Goodreads Synopsis: I just wanted to see you. Before the end. A taut psychological thriller about obsession, fame and betrayal, for fans of Black Mirror. Cat is in love. Always the sensible one, she can’t believe that she’s actually dating, not to mention dating a star. But the fandom can’t know. They would eat her alive. And first at the buffet would definitely be her best friend, Evie. Amy uses Heartstream, a social media app that allows others to feel your emotions. She broadcasted every moment of her mother’s degenerative illness, and her grief following her death. It’s the realest, rawest reality TV imaginable. But on the day of Amy’s mother’s funeral, Amy finds a strange woman in her kitchen. She’s rigged herself and the house with explosives – and she’s been waiting to talk to Amy for a long time. Who is she? A crazed fan? What does she want?
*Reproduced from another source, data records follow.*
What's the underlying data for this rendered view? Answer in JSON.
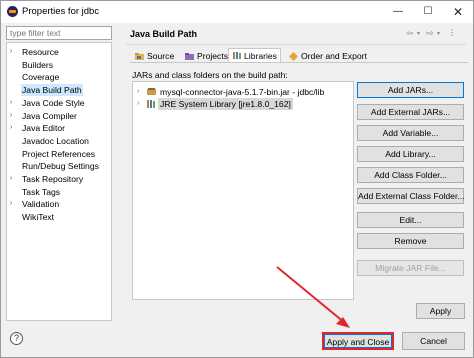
{
  "window": {
    "title": "Properties for jdbc",
    "controls": {
      "minimize": "—",
      "maximize": "☐",
      "close": "✕"
    }
  },
  "filter": {
    "placeholder": "type filter text"
  },
  "nav": {
    "items": [
      {
        "label": "Resource",
        "expandable": true,
        "selected": false
      },
      {
        "label": "Builders",
        "expandable": false,
        "selected": false
      },
      {
        "label": "Coverage",
        "expandable": false,
        "selected": false
      },
      {
        "label": "Java Build Path",
        "expandable": false,
        "selected": true
      },
      {
        "label": "Java Code Style",
        "expandable": true,
        "selected": false
      },
      {
        "label": "Java Compiler",
        "expandable": true,
        "selected": false
      },
      {
        "label": "Java Editor",
        "expandable": true,
        "selected": false
      },
      {
        "label": "Javadoc Location",
        "expandable": false,
        "selected": false
      },
      {
        "label": "Project References",
        "expandable": false,
        "selected": false
      },
      {
        "label": "Run/Debug Settings",
        "expandable": false,
        "selected": false
      },
      {
        "label": "Task Repository",
        "expandable": true,
        "selected": false
      },
      {
        "label": "Task Tags",
        "expandable": false,
        "selected": false
      },
      {
        "label": "Validation",
        "expandable": true,
        "selected": false
      },
      {
        "label": "WikiText",
        "expandable": false,
        "selected": false
      }
    ]
  },
  "page": {
    "title": "Java Build Path",
    "tabs": [
      {
        "label": "Source",
        "icon": "source-folder-icon",
        "active": false
      },
      {
        "label": "Projects",
        "icon": "projects-icon",
        "active": false
      },
      {
        "label": "Libraries",
        "icon": "libraries-icon",
        "active": true
      },
      {
        "label": "Order and Export",
        "icon": "order-export-icon",
        "active": false
      }
    ],
    "libraries_label": "JARs and class folders on the build path:",
    "libraries": [
      {
        "label": "mysql-connector-java-5.1.7-bin.jar - jdbc/lib",
        "icon": "jar-icon",
        "selected": false
      },
      {
        "label": "JRE System Library [jre1.8.0_162]",
        "icon": "library-icon",
        "selected": true
      }
    ],
    "buttons": {
      "add_jars": "Add JARs...",
      "add_external_jars": "Add External JARs...",
      "add_variable": "Add Variable...",
      "add_library": "Add Library...",
      "add_class_folder": "Add Class Folder...",
      "add_external_class_folder": "Add External Class Folder...",
      "edit": "Edit...",
      "remove": "Remove",
      "migrate_jar": "Migrate JAR File..."
    },
    "apply": "Apply"
  },
  "footer": {
    "help": "?",
    "apply_and_close": "Apply and Close",
    "cancel": "Cancel"
  },
  "colors": {
    "selection": "#cde8ff",
    "annotation_red": "#e0262e",
    "focus_blue": "#0078d7"
  }
}
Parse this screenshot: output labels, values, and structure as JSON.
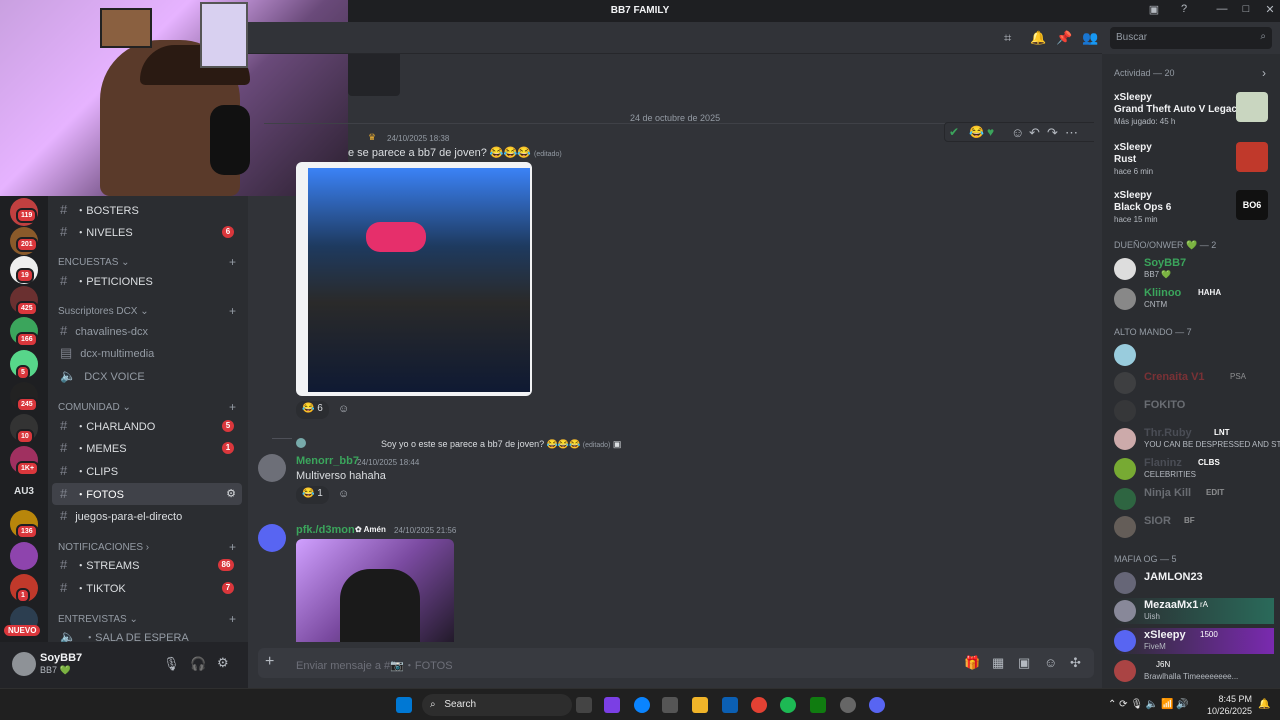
{
  "window": {
    "title": "BB7 FAMILY"
  },
  "servers": [
    {
      "badge": "119"
    },
    {
      "badge": "201"
    },
    {
      "badge": "19"
    },
    {
      "badge": "425"
    },
    {
      "badge": "166"
    },
    {
      "badge": "5"
    },
    {
      "badge": "245"
    },
    {
      "badge": "10"
    },
    {
      "badge": "1K+"
    },
    {
      "label": "AU3"
    },
    {
      "badge": "136"
    },
    {
      "badge": ""
    },
    {
      "badge": "1"
    },
    {
      "label": "NUEVO"
    }
  ],
  "channels": {
    "items_top": [
      {
        "name": "・BOSTERS",
        "badge": ""
      },
      {
        "name": "・NIVELES",
        "badge": "6"
      }
    ],
    "cat_encuestas": "ENCUESTAS",
    "peticiones": "・PETICIONES",
    "cat_subs": "Suscriptores DCX",
    "chavalines": "chavalines-dcx",
    "multimedia": "dcx-multimedia",
    "voice": "DCX VOICE",
    "cat_comunidad": "COMUNIDAD",
    "charlando": "・CHARLANDO",
    "charlando_badge": "5",
    "memes": "・MEMES",
    "memes_badge": "1",
    "clips": "・CLIPS",
    "fotos": "・FOTOS",
    "juegos": "juegos-para-el-directo",
    "cat_notif": "NOTIFICACIONES",
    "streams": "・STREAMS",
    "streams_badge": "86",
    "tiktok": "・TIKTOK",
    "tiktok_badge": "7",
    "cat_entrevistas": "ENTREVISTAS",
    "sala": "・SALA DE ESPERA"
  },
  "user": {
    "name": "SoyBB7",
    "status": "BB7 💚"
  },
  "search": {
    "placeholder": "Buscar"
  },
  "messages": {
    "date_divider": "24 de octubre de 2025",
    "m1_time": "24/10/2025 18:38",
    "m1_text": "e se parece a bb7 de joven? 😂😂😂",
    "m1_edited": "(editado)",
    "m1_react": "6",
    "m2_reply": "Soy yo o este se parece a bb7 de joven? 😂😂😂",
    "m2_reply_edited": "(editado)",
    "m2_author": "Menorr_bb7",
    "m2_time": "24/10/2025 18:44",
    "m2_text": "Multiverso hahaha",
    "m2_react": "1",
    "m3_author": "pfk./d3mon",
    "m3_tag": "Amén",
    "m3_time": "24/10/2025 21:56"
  },
  "composer": {
    "placeholder": "Enviar mensaje a #📷・FOTOS"
  },
  "members": {
    "activity_title": "Actividad — 20",
    "activities": [
      {
        "name": "xSleepy",
        "game": "Grand Theft Auto V Legacy",
        "sub": "Más jugado: 45 h"
      },
      {
        "name": "xSleepy",
        "game": "Rust",
        "sub": "hace 6 min"
      },
      {
        "name": "xSleepy",
        "game": "Black Ops 6",
        "sub": "hace 15 min"
      }
    ],
    "sect_owner": "DUEÑO/ONWER 💚 — 2",
    "owner1": {
      "name": "SoyBB7",
      "sub": "BB7 💚"
    },
    "owner2": {
      "name": "Kliinoo",
      "tag": "HAHA",
      "sub": "CNTM"
    },
    "sect_alto": "ALTO MANDO — 7",
    "alto": [
      {
        "name": "",
        "tag": ""
      },
      {
        "name": "Crenaita V1",
        "tag": "PSA"
      },
      {
        "name": "FOKITO",
        "tag": ""
      },
      {
        "name": "Thr.Ruby",
        "tag": "LNT",
        "sub": "YOU CAN BE DESPRESSED AND STILL ..."
      },
      {
        "name": "Flaninz",
        "tag": "CLBS",
        "sub": "CELEBRITIES"
      },
      {
        "name": "Ninja Kill",
        "tag": "EDIT"
      },
      {
        "name": "SIOR",
        "tag": "BF"
      }
    ],
    "sect_mafia": "MAFIA OG — 5",
    "mafia": [
      {
        "name": "JAMLON23",
        "tag": "",
        "sub": ""
      },
      {
        "name": "MezaaMx1",
        "tag": "rA",
        "sub": "Uish"
      },
      {
        "name": "xSleepy",
        "tag": "1500",
        "sub": "FiveM"
      },
      {
        "name": "",
        "tag": "J6N",
        "sub": "Brawlhalla Timeeeeeeee..."
      }
    ]
  },
  "taskbar": {
    "search": "Search",
    "time": "8:45 PM",
    "date": "10/26/2025"
  }
}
Amy and Cat are about to discover how far true obsession can go.
I don’t read many thrillers, but I do like the odd one if they’re good. I bought this back in October last year, at Deptcon because the way the author described it really intrigued me. I can’t believe it has taken me this long to read, because it is amazing. Plot twist, after plot twist, after plot twist, with each one taking you by surprise. Heartstream is told in dual narrative, and at first it is difficult to see how the stories will link, but when they do… wow. I can’t recommend it enough.
7. The Shadows Between Us by Tricia Levenseller
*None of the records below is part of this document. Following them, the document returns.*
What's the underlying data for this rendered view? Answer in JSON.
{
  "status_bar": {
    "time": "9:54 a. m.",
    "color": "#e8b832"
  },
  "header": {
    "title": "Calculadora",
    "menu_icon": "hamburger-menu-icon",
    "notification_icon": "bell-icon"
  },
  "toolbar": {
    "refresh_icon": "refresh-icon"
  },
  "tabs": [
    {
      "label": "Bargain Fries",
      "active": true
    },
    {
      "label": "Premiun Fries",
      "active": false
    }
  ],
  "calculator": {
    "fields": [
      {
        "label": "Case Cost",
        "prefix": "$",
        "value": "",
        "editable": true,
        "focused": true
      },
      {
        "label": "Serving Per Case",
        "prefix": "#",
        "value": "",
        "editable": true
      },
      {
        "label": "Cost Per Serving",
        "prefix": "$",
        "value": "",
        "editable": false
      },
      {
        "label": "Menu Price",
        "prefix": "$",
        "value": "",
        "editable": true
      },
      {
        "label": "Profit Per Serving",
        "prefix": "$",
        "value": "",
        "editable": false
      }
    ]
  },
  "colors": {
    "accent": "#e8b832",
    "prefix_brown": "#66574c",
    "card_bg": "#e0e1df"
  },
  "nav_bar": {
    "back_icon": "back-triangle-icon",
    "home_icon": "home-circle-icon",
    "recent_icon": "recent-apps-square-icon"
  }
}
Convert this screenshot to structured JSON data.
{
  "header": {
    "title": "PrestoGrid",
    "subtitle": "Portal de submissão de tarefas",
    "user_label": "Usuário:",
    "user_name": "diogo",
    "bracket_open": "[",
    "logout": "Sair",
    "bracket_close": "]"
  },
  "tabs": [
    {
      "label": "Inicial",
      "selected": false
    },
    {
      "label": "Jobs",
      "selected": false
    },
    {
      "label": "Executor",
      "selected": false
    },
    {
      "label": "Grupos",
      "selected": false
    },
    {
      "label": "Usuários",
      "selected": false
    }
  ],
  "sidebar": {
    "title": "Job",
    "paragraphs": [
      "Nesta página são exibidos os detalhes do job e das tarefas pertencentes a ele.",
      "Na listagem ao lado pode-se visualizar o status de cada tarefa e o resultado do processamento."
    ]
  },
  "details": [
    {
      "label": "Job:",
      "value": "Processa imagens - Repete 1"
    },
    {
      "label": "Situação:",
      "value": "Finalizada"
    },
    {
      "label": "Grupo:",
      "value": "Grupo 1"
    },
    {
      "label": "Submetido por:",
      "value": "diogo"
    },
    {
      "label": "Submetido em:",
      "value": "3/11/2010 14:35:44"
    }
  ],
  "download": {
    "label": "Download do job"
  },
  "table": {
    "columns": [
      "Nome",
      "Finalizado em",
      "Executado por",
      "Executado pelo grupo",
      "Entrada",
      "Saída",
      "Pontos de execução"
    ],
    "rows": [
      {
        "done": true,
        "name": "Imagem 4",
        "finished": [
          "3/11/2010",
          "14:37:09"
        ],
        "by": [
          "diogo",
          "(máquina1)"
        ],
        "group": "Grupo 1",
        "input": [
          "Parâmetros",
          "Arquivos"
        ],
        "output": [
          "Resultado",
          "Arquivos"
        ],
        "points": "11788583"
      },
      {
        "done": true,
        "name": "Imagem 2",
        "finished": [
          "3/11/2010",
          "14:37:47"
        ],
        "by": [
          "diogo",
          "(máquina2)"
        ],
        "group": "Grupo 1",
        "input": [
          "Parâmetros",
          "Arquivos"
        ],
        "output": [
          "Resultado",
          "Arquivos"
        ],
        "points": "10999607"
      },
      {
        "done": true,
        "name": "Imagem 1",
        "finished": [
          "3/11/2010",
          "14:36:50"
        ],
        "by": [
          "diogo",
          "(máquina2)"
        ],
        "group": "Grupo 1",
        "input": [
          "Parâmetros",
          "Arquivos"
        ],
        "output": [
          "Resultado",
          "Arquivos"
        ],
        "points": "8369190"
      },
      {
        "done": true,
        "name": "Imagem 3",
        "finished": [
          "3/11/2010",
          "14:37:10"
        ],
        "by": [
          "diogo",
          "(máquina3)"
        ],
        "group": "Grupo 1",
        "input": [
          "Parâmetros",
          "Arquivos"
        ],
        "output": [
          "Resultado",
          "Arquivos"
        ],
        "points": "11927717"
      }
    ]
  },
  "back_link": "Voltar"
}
Rating: 5/5 stars
Goodreads Synopsis: Alessandra is tired of being overlooked, but she has a plan to gain power:
1) Woo the Shadow King.
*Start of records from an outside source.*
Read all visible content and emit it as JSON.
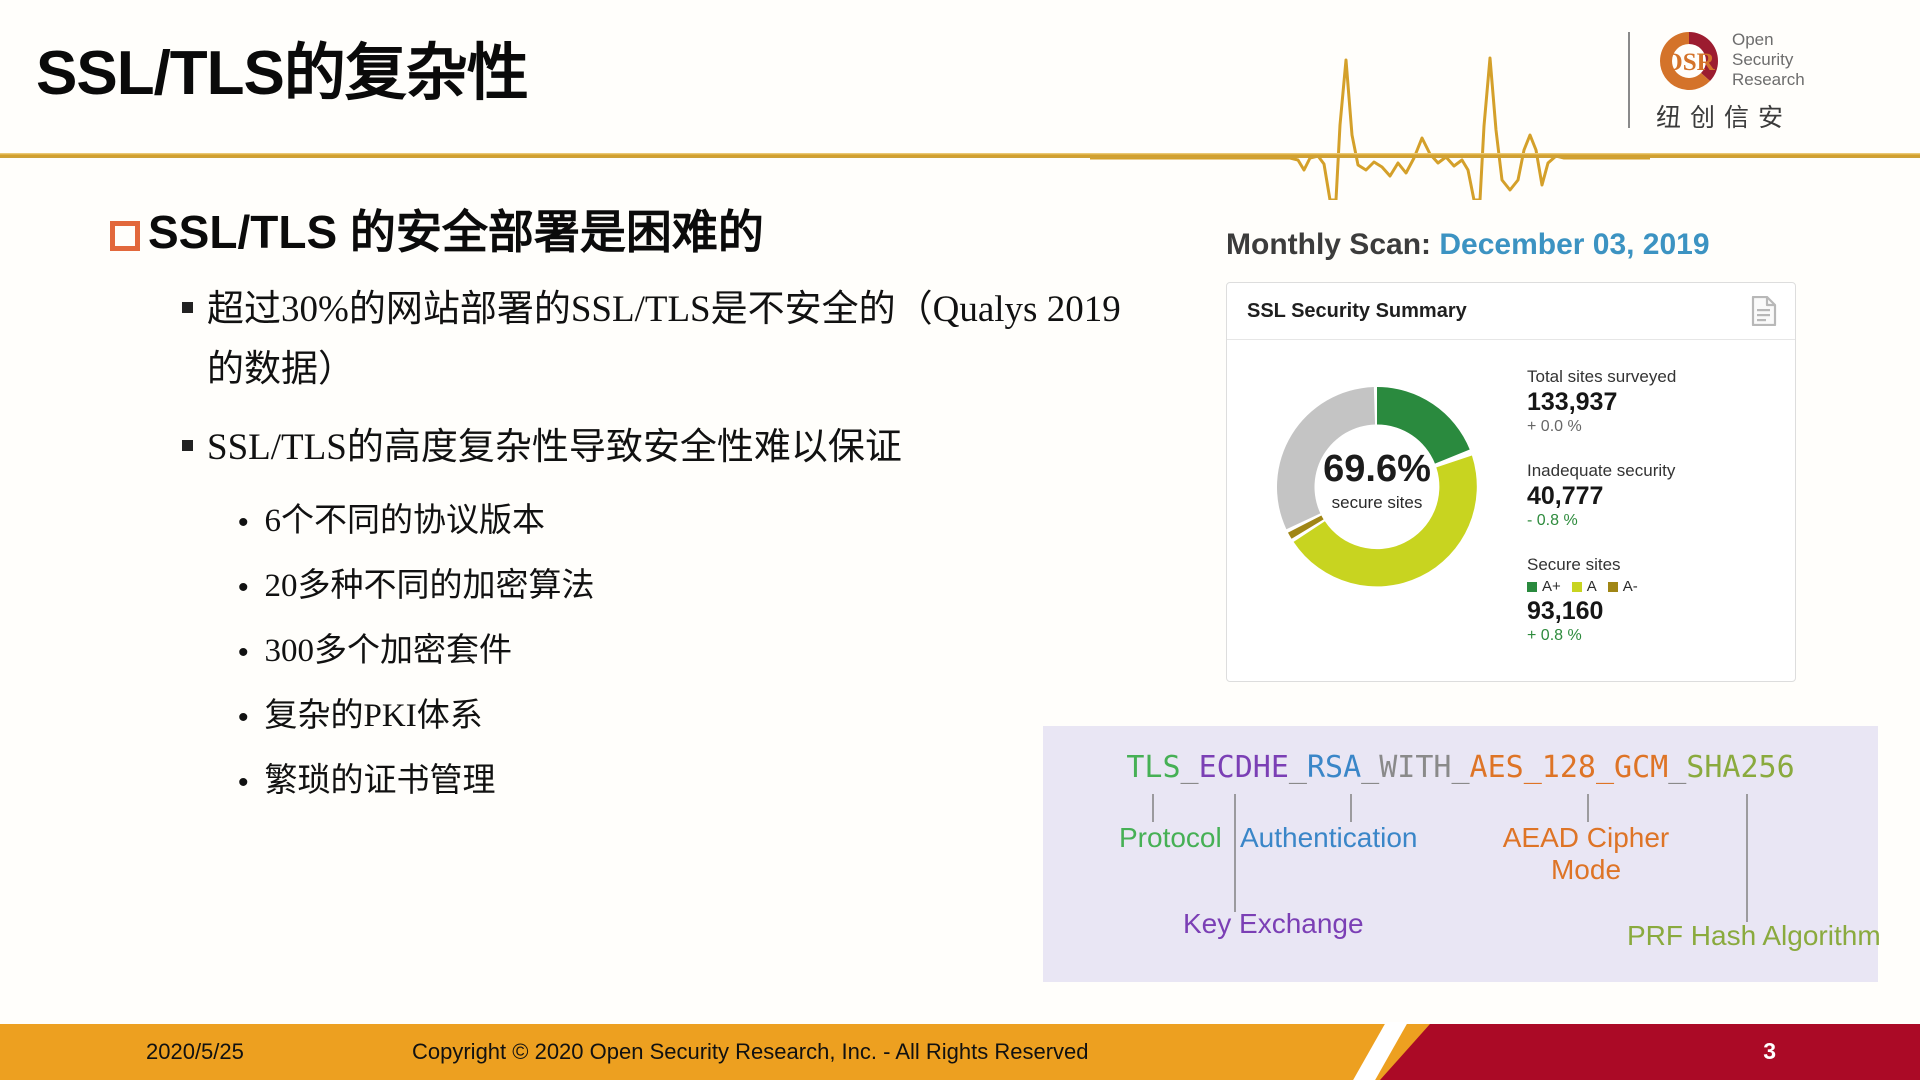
{
  "slide": {
    "title": "SSL/TLS的复杂性",
    "page_number": "3"
  },
  "logo": {
    "mark_text": "OSR",
    "line1": "Open",
    "line2": "Security",
    "line3": "Research",
    "chinese": "纽创信安",
    "mark_color_top": "#9c1c30",
    "mark_color_bottom": "#d4732a"
  },
  "content": {
    "lead": "SSL/TLS 的安全部署是困难的",
    "level2": [
      "超过30%的网站部署的SSL/TLS是不安全的（Qualys 2019的数据）",
      "SSL/TLS的高度复杂性导致安全性难以保证"
    ],
    "level3": [
      "6个不同的协议版本",
      "20多种不同的加密算法",
      "300多个加密套件",
      "复杂的PKI体系",
      "繁琐的证书管理"
    ]
  },
  "scan": {
    "heading_label": "Monthly Scan:",
    "heading_value": "December 03, 2019",
    "card_title": "SSL Security Summary",
    "card_icon": "document-icon",
    "center_percent": "69.6%",
    "center_sub": "secure sites",
    "stats": [
      {
        "label": "Total sites surveyed",
        "value": "133,937",
        "delta": "+ 0.0 %",
        "delta_tone": "neutral"
      },
      {
        "label": "Inadequate security",
        "value": "40,777",
        "delta": "- 0.8 %",
        "delta_tone": "green"
      },
      {
        "label": "Secure sites",
        "value": "93,160",
        "delta": "+ 0.8 %",
        "delta_tone": "green"
      }
    ],
    "legend": [
      {
        "label": "A+",
        "color": "#2a8a3e"
      },
      {
        "label": "A",
        "color": "#c8d420"
      },
      {
        "label": "A-",
        "color": "#a08615"
      }
    ]
  },
  "chart_data": {
    "type": "pie",
    "title": "SSL Security Summary",
    "subtitle": "Monthly Scan: December 03, 2019",
    "center_label": "69.6%",
    "center_sublabel": "secure sites",
    "categories": [
      "A+",
      "A",
      "A-",
      "Inadequate security"
    ],
    "values": [
      19.0,
      46.6,
      1.3,
      33.1
    ],
    "value_unit": "percent of total sites surveyed",
    "colors": [
      "#2a8a3e",
      "#c8d420",
      "#a08615",
      "#c4c4c4"
    ],
    "legend": "right",
    "grid": false,
    "totals": {
      "total_sites_surveyed": 133937,
      "total_sites_surveyed_delta": "+ 0.0 %",
      "inadequate_security": 40777,
      "inadequate_security_delta": "- 0.8 %",
      "secure_sites": 93160,
      "secure_sites_delta": "+ 0.8 %",
      "secure_percent": 69.6
    }
  },
  "cipher": {
    "tokens": [
      {
        "text": "TLS",
        "class": "protocol"
      },
      {
        "text": "ECDHE",
        "class": "kex"
      },
      {
        "text": "RSA",
        "class": "auth"
      },
      {
        "text": "WITH",
        "class": "with"
      },
      {
        "text": "AES",
        "class": "cipher"
      },
      {
        "text": "128",
        "class": "cipher"
      },
      {
        "text": "GCM",
        "class": "cipher"
      },
      {
        "text": "SHA256",
        "class": "hash"
      }
    ],
    "full_string": "TLS_ECDHE_RSA_WITH_AES_128_GCM_SHA256",
    "labels": {
      "protocol": "Protocol",
      "authentication": "Authentication",
      "aead_line1": "AEAD Cipher",
      "aead_line2": "Mode",
      "key_exchange": "Key Exchange",
      "prf": "PRF Hash Algorithm"
    },
    "colors": {
      "protocol": "#46b055",
      "key_exchange": "#7b3fb5",
      "authentication": "#3a86c8",
      "with": "#8a8a8a",
      "cipher": "#de7426",
      "hash": "#8aaa3e"
    }
  },
  "footer": {
    "date": "2020/5/25",
    "copyright": "Copyright © 2020 Open Security Research, Inc. - All Rights Reserved",
    "page": "3",
    "bar_color": "#eda020",
    "accent_color": "#ab0a26"
  }
}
2) Marry him.
3) Kill him and take his kingdom for herself.
No one knows the extent of the freshly crowned Shadow King’s power. Some say he can command the shadows that swirl around him to do his bidding. Others say they speak to him, whispering the thoughts of his enemies. Regardless, Alessandra knows what she deserves, and she’s going to do everything within her power to get it.
But Alessandra’s not the only one trying to kill the king. As attempts on his life are made, she finds herself trying to keep him alive long enough for him to make her his queen—all while struggling not to lose her heart. After all, who better for a Shadow King than a cunning, villainous queen?
My friend really enjoyed this book earlier in the year, so I instantly added it to my TBR as we seem to enjoy a lot of the same books. I listened to this by audiobook, and I absoultely adored it. I really struggled to stop listening, and when I wasn’t listening I couldn’t wait to get to get back to it. This book is captivating, seriously. It kept my full attention for the entire book, there is not even a page where the plot lags. Alessandra’s thirst for power is so interesting, and she is such an intriguing, strong female character. You will love her. I only wanted one more thing from this book. Alessandra’s father doesn’t believe in her so I would have loved to see his reaction when she proved him wrong. That slight criticism only arises out of how much I enjoyed this book, though. Do yourself a favour, and read it.
That concludes my June reading! I can’t believe how quickly this strange, bizarre year that is 2020 is flying by us! What are some good books you read in June? I’d love to hear about them!